▸ TASK ITEM: Copy the lines below exactly, starting at the line that contains "What data populates" and stopping after the last line, and include no other lines.

▸ Data about app and page elements:
::::::::::

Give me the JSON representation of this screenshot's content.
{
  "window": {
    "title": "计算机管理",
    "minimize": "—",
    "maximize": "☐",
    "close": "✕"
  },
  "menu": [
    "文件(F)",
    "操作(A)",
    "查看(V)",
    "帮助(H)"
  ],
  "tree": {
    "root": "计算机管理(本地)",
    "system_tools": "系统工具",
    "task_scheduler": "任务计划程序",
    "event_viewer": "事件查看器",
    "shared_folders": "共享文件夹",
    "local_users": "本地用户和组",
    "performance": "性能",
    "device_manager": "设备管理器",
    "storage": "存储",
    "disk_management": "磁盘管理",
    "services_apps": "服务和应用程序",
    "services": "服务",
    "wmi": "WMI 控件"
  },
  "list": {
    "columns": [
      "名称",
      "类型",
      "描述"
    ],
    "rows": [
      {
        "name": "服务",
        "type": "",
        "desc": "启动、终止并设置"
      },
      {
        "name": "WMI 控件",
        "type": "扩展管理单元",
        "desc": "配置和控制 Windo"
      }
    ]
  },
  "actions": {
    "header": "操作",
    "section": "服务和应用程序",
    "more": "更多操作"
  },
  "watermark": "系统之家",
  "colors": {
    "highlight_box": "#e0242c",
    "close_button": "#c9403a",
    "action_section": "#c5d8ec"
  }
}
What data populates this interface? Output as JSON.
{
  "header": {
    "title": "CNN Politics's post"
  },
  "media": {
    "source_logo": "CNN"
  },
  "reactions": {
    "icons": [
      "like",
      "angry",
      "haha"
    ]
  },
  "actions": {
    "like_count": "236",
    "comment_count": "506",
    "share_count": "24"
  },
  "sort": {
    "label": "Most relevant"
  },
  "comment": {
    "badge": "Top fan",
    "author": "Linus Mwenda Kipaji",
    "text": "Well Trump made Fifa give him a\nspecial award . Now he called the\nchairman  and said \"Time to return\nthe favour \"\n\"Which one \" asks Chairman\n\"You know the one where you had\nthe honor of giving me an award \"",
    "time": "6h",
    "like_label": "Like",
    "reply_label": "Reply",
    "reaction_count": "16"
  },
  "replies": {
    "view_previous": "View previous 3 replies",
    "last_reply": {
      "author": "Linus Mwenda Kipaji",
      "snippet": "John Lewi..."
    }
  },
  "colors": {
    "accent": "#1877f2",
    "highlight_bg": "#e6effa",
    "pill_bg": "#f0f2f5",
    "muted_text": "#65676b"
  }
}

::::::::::

▸ SOLVED PROBLEM:
What data populates this interface? Output as JSON.
{
  "header": {
    "title": "CNN Politics's post"
  },
  "media": {
    "source_logo": "CNN"
  },
  "reactions": {
    "icons": [
      "like",
      "angry",
      "haha"
    ]
  },
  "actions": {
    "like_count": "236",
    "comment_count": "506",
    "share_count": "24"
  },
  "sort": {
    "label": "Most relevant"
  },
  "comment": {
    "badge": "Top fan",
    "author": "Linus Mwenda Kipaji",
    "text": "Well Trump made Fifa give him a\nspecial award . Now he called the\nchairman  and said \"Time to return\nthe favour \"\n\"Which one \" asks Chairman\n\"You know the one where you had\nthe honor of giving me an award \"",
    "time": "6h",
    "like_label": "Like",
    "reply_label": "Reply",
    "reaction_count": "16"
  },
  "replies": {
    "view_previous": "View previous 3 replies",
    "last_reply": {
      "author": "Linus Mwenda Kipaji",
      "snippet": "John Lewi..."
    }
  },
  "colors": {
    "accent": "#1877f2",
    "highlight_bg": "#e6effa",
    "pill_bg": "#f0f2f5",
    "muted_text": "#65676b"
  }
}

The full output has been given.